Vikas used a ‘descent for ascent’ approach to acclimatise. In this approach, mountaineers gain altitude during the day, but descend to catch some sleep. Acclimatising to such high altitudes is crucial as the lack of adequate oxygen can cause dizziness, nausea, headache and even muscle death. As Vikas prepared to scale the riskiest part of the climb - the unstable and continuously melting Khumbhu ice fall - he pondered over his journey so far.

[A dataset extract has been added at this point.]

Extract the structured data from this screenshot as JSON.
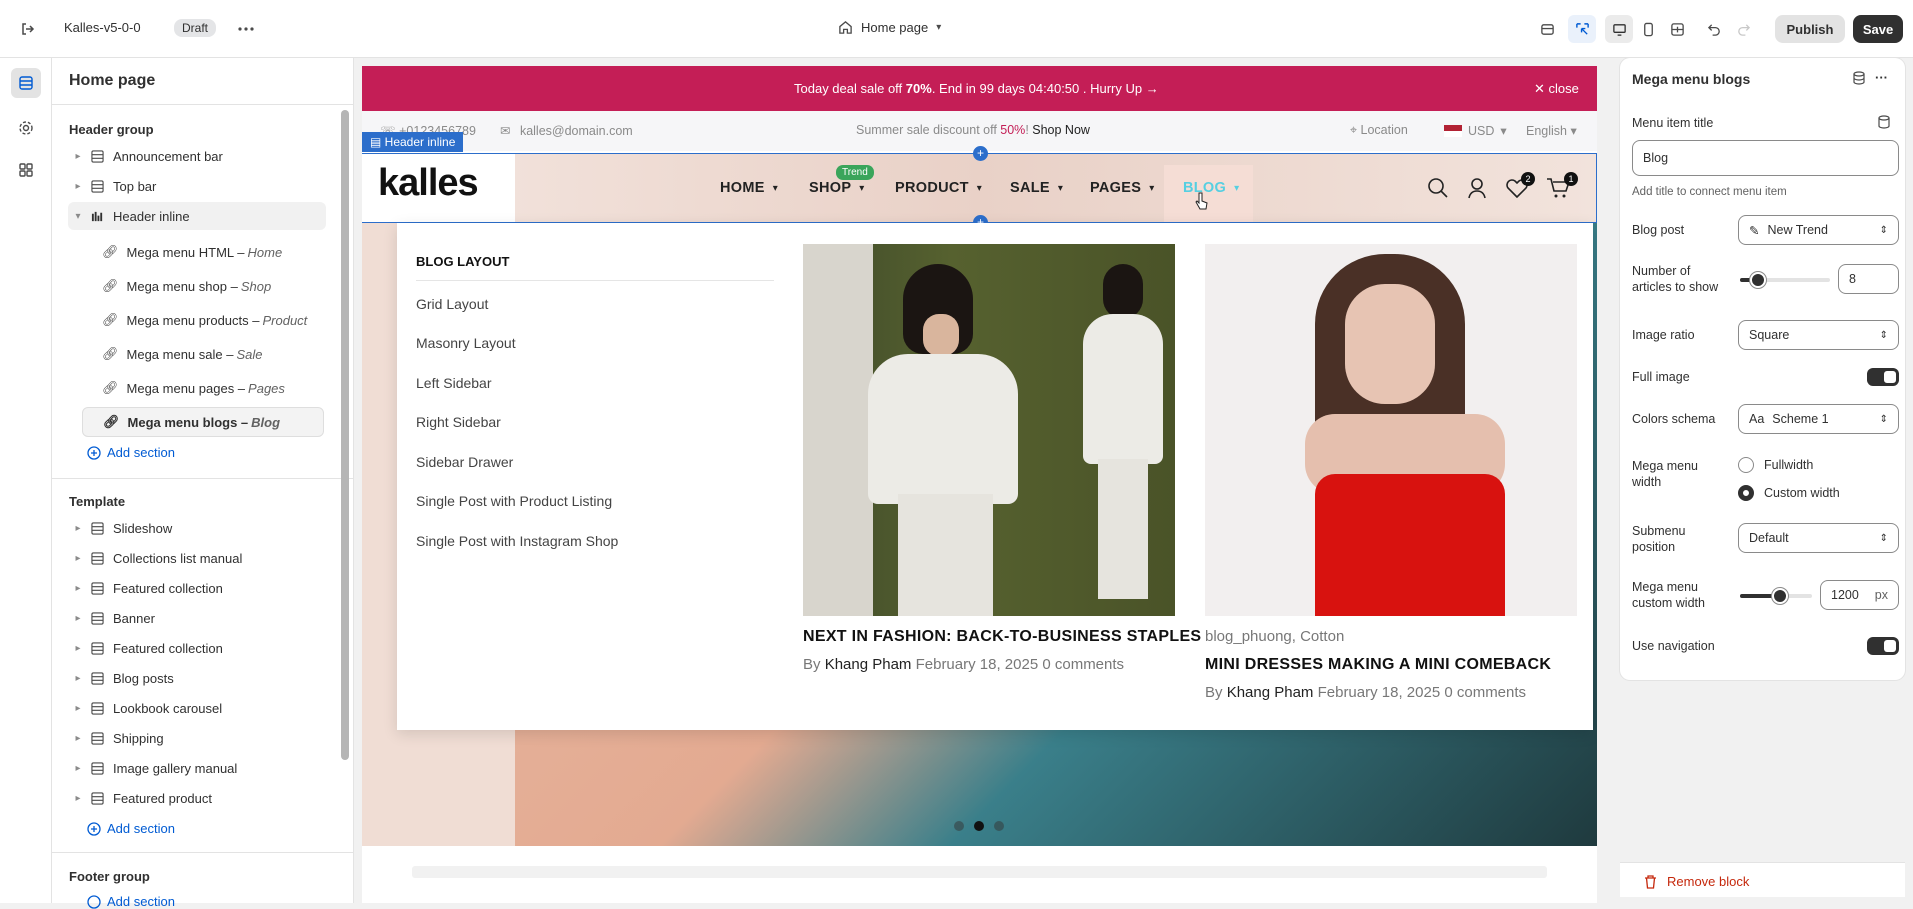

His brother’s diagnosis of a heart condition in his youth was a wakeup call for the rather sedentary Vikas, and that is when he started focusing on his health more. For the first time in his life, he began to appreciate the power of nutrition and experimented with different diets and supplements for their health benefits. His quest for better health also motivated him to take up hiking, marathon running, squash and, eventually, a summit of the Everest.

Back in the Himalayas, after a string of sleepless nights, Vikas and his team ascended to Camp 2 (6,500m) as planned, and then descended to Base Camp for the basic luxuries - hot shower, hot lunch and essential supplements. Back up at Camp 2, the weather played spoiler again as a jet stream - a fast-flowing, narrow air current - moved right over the mountain. Wisdom from the mountains helped Vikas maintain perspective as they were required to descend 15km to Pheriche Valley. He accepted that “strength lies not merely in chasing the big dream, but also in...accepting that things could go wrong.”

At Camp 4 (8,000m), famously known as the death zone, Vikas caught a clear glimpse of the summit – his dream standing rather tall in front of him.

It was the 18th of May 2018 and Vikas finally reached the top. The top of his Everest…the top of Mount Everest!

Watch the video below to see actual moments from Vikas’ climb.


Vikas credits his strength to dedication, exercise and a healthy diet. He credits dietary supplements for helping him sustain himself in the inhuman conditions on Mount Everest. On heights like these where the oxygen supply drops to 1/3rd the levels on the ground, the body requires 3 times the regular blood volume to pump the requisite amount of oxygen. He, thus, doesn’t embark on an expedition without double checking his supplements and uses Livogen as an aid to maintain adequate amounts of iron in his blood.

Livogen is proud to have supported Vikas Dimri on his ambitious quest and salutes his spirit. To read more about the benefits of iron, see here. To read Vikas Dimri’s account of his expedition, click here.

This article was produced by the Scroll marketing team on behalf of Livogen and not by the Scroll editorial team.